Problem requirements:
Filter this data down to the lines that hold "を選択し", and copy them.

Data excerpts:

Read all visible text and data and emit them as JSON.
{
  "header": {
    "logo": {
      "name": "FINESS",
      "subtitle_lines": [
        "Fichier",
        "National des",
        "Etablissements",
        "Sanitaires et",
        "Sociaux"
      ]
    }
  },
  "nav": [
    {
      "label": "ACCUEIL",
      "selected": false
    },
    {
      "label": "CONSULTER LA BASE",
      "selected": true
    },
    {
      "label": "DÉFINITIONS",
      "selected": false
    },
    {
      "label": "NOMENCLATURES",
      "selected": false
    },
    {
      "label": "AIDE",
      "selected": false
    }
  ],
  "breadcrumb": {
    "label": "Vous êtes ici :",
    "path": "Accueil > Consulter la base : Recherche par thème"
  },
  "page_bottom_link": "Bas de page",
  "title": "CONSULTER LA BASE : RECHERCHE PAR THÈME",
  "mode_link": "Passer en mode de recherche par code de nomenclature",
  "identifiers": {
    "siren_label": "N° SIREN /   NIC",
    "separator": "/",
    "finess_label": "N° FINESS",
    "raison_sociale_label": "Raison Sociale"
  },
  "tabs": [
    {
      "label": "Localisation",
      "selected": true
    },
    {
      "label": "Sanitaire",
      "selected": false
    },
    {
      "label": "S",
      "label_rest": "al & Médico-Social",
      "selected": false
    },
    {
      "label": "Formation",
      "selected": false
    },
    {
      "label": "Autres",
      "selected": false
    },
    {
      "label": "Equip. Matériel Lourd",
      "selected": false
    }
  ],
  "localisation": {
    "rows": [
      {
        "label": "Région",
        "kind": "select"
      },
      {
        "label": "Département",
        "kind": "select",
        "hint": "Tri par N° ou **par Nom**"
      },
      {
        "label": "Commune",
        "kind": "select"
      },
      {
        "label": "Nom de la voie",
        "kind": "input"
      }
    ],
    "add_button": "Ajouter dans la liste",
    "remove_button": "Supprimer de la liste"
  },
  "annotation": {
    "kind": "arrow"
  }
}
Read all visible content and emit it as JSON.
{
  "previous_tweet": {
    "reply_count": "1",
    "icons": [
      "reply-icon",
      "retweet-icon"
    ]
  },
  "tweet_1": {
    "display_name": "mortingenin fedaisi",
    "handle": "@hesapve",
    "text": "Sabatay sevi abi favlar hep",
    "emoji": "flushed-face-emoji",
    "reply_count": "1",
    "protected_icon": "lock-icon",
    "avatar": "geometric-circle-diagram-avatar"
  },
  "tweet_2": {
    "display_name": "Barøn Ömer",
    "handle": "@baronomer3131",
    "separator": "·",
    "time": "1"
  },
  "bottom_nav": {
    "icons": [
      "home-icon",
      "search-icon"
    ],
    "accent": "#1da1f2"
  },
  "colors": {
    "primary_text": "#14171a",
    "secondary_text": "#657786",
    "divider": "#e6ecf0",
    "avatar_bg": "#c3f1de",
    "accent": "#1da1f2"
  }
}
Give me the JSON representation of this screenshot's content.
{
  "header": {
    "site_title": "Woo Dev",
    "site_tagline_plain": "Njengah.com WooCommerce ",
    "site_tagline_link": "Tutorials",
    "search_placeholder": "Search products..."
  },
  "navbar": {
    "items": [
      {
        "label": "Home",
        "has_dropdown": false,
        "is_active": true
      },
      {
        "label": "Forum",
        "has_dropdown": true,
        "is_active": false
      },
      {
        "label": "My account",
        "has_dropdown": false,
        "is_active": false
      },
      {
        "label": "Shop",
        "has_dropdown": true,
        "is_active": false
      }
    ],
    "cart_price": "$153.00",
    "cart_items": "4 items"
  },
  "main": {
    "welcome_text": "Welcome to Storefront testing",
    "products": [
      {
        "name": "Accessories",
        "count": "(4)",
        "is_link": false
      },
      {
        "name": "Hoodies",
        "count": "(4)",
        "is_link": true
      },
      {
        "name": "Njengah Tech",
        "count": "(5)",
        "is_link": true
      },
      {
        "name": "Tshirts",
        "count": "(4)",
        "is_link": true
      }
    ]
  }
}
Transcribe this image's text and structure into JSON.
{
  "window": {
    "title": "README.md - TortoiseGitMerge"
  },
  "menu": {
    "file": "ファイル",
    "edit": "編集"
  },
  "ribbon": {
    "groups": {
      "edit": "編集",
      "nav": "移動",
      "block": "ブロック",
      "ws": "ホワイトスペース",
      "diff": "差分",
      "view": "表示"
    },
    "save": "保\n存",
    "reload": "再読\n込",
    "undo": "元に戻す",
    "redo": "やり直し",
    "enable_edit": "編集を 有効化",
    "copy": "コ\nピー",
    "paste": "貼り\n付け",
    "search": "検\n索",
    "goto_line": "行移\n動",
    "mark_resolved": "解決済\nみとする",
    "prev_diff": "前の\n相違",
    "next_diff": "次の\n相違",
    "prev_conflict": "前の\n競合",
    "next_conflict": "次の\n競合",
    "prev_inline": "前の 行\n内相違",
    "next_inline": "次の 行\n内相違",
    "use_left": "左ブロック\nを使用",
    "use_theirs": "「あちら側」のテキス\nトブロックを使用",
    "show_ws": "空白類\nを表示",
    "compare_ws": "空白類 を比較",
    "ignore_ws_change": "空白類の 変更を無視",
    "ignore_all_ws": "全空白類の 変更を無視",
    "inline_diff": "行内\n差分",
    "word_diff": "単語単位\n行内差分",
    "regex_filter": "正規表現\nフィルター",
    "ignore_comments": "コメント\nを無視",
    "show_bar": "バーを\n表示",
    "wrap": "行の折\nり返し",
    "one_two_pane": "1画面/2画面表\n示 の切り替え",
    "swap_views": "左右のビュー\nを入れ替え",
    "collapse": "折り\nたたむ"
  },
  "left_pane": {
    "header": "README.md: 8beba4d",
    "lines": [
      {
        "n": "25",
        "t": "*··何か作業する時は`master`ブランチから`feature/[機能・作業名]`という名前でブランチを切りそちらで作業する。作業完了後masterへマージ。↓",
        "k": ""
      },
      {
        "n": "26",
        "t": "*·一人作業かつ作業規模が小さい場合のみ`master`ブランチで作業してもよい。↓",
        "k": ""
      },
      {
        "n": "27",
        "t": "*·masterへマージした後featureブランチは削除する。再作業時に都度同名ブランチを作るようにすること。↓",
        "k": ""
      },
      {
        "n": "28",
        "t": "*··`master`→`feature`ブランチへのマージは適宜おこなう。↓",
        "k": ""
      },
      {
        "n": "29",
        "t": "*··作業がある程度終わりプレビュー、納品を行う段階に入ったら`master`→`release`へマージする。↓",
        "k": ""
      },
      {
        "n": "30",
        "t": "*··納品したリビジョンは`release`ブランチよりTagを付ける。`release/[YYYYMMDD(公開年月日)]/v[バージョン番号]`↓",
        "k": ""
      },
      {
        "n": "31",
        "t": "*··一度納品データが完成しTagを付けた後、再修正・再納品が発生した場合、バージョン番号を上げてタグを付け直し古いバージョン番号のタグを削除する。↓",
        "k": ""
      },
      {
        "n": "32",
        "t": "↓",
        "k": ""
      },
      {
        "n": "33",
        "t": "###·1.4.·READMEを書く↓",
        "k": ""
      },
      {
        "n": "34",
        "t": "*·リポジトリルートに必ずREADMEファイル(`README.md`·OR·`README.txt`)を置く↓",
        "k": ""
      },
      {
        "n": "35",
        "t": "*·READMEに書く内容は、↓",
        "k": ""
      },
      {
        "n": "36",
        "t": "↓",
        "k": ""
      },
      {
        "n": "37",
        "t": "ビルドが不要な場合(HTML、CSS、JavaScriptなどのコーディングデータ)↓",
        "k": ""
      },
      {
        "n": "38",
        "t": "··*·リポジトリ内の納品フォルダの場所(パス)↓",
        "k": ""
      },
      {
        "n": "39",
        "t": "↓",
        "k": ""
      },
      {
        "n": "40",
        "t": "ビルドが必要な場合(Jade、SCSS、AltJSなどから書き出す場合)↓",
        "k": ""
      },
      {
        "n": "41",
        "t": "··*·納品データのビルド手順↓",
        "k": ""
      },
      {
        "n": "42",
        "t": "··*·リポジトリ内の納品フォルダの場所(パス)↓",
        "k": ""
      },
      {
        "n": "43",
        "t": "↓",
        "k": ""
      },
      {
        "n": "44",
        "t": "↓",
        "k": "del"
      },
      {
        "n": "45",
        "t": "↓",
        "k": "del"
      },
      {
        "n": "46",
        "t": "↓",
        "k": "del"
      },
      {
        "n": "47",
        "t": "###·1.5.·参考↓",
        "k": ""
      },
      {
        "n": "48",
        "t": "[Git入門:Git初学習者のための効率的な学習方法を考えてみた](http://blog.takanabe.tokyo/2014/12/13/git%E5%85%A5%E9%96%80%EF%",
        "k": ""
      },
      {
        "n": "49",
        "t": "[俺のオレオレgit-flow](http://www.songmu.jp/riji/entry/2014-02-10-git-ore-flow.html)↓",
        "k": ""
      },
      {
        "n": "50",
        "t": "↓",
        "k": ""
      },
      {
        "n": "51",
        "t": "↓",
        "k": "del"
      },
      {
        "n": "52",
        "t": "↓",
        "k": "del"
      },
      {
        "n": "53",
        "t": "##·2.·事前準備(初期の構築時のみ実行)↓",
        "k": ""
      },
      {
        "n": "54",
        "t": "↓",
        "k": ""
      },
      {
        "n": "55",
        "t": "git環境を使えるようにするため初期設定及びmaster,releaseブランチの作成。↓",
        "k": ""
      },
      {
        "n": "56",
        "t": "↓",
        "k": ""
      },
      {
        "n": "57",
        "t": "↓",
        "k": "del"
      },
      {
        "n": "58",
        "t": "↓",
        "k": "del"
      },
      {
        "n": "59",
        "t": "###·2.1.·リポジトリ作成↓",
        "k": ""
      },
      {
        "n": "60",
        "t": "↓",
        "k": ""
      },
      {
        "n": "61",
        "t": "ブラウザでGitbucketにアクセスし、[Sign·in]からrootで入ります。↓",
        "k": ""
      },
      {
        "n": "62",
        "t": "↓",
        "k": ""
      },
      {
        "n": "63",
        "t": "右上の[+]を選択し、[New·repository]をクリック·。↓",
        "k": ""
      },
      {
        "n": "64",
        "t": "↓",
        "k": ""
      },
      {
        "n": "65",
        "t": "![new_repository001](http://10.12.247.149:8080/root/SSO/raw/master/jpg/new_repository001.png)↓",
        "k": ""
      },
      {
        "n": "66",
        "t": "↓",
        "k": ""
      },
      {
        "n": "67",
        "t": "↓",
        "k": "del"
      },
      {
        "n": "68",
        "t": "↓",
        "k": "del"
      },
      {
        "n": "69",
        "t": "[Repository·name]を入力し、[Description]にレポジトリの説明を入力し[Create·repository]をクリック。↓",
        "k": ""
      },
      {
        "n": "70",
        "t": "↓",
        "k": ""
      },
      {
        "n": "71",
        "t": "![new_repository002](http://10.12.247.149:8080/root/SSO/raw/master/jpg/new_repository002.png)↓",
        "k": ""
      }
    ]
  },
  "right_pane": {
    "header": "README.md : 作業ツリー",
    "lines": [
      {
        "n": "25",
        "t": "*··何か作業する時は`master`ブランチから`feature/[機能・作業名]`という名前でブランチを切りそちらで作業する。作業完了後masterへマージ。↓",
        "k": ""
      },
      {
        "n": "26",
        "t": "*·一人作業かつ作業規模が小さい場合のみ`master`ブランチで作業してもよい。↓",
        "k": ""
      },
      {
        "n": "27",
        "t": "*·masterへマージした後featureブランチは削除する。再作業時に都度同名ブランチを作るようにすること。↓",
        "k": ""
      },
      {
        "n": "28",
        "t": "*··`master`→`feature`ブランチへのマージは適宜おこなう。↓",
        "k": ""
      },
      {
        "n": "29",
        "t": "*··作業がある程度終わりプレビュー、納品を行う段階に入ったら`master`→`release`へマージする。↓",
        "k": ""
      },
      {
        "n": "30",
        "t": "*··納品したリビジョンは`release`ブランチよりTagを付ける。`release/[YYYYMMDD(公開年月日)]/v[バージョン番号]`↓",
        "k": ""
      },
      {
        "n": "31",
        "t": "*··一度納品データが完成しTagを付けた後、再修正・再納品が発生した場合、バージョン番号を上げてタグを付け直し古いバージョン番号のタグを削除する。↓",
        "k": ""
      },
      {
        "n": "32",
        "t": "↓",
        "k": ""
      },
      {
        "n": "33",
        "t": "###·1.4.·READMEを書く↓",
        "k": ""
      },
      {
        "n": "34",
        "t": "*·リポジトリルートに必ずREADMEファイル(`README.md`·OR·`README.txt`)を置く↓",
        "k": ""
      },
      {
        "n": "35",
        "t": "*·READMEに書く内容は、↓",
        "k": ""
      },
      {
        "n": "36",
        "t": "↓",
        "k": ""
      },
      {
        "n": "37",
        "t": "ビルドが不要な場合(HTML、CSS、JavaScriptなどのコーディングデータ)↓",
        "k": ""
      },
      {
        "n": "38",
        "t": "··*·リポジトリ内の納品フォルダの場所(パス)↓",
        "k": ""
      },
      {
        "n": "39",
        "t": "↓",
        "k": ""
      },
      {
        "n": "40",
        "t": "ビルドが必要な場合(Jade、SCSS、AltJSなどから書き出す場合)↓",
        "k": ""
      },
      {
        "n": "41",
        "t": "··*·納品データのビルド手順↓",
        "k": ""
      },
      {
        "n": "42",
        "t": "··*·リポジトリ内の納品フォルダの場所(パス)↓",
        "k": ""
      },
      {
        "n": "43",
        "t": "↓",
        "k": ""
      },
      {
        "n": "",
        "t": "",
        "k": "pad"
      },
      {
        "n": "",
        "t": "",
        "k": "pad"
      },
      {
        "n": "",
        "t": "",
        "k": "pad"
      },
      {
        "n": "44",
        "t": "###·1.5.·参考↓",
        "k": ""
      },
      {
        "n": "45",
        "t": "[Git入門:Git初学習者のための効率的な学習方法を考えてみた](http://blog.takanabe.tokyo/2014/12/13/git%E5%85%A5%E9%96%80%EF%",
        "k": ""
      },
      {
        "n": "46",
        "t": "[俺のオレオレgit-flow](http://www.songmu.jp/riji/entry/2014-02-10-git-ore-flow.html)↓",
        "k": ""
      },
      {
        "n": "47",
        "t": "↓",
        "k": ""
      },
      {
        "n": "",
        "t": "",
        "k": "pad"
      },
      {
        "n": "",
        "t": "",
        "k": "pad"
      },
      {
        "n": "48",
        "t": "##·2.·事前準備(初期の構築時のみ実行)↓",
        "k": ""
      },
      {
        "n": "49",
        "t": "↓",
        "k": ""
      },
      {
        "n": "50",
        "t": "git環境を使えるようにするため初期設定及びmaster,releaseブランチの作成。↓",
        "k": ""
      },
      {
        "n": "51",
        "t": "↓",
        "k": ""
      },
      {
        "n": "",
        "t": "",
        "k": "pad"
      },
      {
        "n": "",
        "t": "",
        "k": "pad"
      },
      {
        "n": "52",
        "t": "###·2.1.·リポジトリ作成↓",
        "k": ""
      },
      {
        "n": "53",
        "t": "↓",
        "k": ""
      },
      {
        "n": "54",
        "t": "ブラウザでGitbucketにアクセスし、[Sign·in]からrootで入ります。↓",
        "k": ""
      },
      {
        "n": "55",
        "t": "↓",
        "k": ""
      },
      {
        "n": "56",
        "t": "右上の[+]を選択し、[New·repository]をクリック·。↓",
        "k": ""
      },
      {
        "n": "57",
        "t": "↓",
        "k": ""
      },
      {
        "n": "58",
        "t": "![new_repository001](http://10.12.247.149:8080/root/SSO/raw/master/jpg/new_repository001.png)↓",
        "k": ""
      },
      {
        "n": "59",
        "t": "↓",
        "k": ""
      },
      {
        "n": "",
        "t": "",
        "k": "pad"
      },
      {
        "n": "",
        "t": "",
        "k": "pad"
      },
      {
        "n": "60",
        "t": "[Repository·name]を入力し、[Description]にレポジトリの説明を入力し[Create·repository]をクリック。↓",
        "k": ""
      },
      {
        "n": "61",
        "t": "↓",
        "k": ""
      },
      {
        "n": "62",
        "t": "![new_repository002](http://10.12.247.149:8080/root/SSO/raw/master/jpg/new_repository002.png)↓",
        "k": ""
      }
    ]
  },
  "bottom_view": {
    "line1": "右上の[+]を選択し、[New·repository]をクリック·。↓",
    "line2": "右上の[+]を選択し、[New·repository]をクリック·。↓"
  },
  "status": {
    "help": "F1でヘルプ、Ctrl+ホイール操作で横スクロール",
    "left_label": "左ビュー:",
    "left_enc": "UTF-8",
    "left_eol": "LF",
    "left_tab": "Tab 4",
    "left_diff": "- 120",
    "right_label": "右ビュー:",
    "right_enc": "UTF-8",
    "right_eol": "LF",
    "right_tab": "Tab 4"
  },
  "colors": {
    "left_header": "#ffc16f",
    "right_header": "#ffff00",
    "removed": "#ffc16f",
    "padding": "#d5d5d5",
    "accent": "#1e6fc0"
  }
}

Solved problem:
        "t": "右上の[+]を選択し、[New·repository]をクリック·。↓",
        "t": "右上の[+]を選択し、[New·repository]をクリック·。↓",
    "line1": "右上の[+]を選択し、[New·repository]をクリック·。↓",
    "line2": "右上の[+]を選択し、[New·repository]をクリック·。↓"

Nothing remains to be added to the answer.